[SINGAPORE] Job cuts in Singapore may be at the highest since 2009, but official data shows workers still have it easier than most.
As local politicians seek to appease the population, the most recent figures show Singapore remains one of the easiest countries in the world to find work.
The median period of unemployment for job-seekers last year was eight weeks, which is less than half that of Australia's and compares well with other developed economies.
Even for older workers, the picture is far from bleak. While such employees face the highest risk of losing their jobs in Singapore, as with most other countries, 98 per cent of those who reached the retirement age of 62 last year were offered re-employment, local media cited Manpower Minister Lim Swee Say as saying earlier this month.
Singapore's jobs market remains tight partly due to recent curbs on immigration and despite slowing economic growth. Indeed, there's a bigger concern than lack of work, according to Krystal Tan, an economist with Capital Economics Ltd.
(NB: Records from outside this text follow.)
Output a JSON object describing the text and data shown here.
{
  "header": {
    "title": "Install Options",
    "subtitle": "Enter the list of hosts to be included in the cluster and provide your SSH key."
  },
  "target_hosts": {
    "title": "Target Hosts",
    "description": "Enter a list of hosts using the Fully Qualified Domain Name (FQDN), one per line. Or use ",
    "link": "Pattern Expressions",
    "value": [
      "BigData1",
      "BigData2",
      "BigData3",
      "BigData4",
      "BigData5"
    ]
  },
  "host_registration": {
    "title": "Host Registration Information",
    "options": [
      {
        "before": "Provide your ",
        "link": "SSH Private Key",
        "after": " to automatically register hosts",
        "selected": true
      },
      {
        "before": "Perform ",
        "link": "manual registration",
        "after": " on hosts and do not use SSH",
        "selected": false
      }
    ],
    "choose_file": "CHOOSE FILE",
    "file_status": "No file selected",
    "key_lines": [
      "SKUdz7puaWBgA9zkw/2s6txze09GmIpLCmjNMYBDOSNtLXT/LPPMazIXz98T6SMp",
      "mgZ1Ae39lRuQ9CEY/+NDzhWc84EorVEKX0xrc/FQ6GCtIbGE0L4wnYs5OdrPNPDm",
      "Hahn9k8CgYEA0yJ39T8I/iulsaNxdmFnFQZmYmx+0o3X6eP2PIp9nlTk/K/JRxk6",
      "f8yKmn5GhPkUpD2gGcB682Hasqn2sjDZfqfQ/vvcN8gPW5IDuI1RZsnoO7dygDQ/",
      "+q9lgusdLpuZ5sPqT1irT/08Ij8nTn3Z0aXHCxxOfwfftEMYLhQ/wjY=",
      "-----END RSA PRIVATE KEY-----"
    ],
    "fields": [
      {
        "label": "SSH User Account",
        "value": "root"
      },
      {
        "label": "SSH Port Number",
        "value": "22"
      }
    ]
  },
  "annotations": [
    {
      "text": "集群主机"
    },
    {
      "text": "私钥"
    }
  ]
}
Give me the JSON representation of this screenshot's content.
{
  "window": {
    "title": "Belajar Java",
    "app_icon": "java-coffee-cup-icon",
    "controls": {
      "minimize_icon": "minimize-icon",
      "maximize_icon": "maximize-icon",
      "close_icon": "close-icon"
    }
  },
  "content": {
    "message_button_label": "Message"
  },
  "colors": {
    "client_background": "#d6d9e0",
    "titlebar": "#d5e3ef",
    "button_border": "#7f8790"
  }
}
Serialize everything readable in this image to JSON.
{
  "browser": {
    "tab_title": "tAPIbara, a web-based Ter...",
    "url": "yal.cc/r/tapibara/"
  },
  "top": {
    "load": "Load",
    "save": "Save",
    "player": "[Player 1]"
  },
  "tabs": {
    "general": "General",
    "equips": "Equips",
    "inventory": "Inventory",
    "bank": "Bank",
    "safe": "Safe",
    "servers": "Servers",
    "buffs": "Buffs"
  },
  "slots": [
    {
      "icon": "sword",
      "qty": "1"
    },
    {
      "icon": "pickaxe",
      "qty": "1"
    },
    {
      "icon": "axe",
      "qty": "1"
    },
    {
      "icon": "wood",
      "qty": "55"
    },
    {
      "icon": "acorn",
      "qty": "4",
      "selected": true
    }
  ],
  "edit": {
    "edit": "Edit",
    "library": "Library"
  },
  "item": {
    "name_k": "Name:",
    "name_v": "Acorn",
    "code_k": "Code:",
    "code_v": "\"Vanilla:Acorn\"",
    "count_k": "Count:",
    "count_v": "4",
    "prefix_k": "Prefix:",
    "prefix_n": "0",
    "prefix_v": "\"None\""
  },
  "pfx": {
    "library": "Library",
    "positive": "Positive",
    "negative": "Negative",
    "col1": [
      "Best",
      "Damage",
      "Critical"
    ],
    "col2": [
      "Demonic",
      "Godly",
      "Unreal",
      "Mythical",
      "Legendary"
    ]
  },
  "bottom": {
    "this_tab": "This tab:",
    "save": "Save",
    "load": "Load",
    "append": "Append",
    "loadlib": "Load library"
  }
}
It's skill mismatches that are the problem as some workers lose long-term manufacturing jobs that are slowly moving away from the small and costly city-state.
"People often don't have the kind of skills the job market demands, so the government is focusing on that now," said Ms Tan.
There is another worry: the unemployment rate for Singapore citizens and permanent residents may climb above 3 per cent for the first time since 2010 in fourth-quarter data out Jan 26. The rate for all residents is currently just 2.1 per cent.
Education Minister Ong Ye Kung said in November the government hopes there won't be any deterioration in unemployment this year. His optimism will be tested this week.